Work to be completed: Give the records again exactly, with every character kept.

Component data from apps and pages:
%%

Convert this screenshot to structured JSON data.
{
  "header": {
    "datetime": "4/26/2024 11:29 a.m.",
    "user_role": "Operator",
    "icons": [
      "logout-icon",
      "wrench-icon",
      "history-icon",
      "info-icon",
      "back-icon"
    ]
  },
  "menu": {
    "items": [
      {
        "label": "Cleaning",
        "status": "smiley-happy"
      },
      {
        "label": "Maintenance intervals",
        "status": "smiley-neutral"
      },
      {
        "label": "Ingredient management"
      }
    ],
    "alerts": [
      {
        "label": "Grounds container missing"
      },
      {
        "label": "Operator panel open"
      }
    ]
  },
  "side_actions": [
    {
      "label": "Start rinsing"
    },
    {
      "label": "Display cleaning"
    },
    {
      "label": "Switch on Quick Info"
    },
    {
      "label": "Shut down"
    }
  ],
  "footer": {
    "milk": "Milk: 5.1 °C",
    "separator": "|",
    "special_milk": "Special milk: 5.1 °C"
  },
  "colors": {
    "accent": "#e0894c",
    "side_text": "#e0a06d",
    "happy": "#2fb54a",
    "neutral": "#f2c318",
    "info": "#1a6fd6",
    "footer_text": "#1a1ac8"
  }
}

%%

Answer space:
Convert this screenshot to structured JSON data.
{
  "header": {
    "datetime": "4/26/2024 11:29 a.m.",
    "user_role": "Operator",
    "icons": [
      "logout-icon",
      "wrench-icon",
      "history-icon",
      "info-icon",
      "back-icon"
    ]
  },
  "menu": {
    "items": [
      {
        "label": "Cleaning",
        "status": "smiley-happy"
      },
      {
        "label": "Maintenance intervals",
        "status": "smiley-neutral"
      },
      {
        "label": "Ingredient management"
      }
    ],
    "alerts": [
      {
        "label": "Grounds container missing"
      },
      {
        "label": "Operator panel open"
      }
    ]
  },
  "side_actions": [
    {
      "label": "Start rinsing"
    },
    {
      "label": "Display cleaning"
    },
    {
      "label": "Switch on Quick Info"
    },
    {
      "label": "Shut down"
    }
  ],
  "footer": {
    "milk": "Milk: 5.1 °C",
    "separator": "|",
    "special_milk": "Special milk: 5.1 °C"
  },
  "colors": {
    "accent": "#e0894c",
    "side_text": "#e0a06d",
    "happy": "#2fb54a",
    "neutral": "#f2c318",
    "info": "#1a6fd6",
    "footer_text": "#1a1ac8"
  }
}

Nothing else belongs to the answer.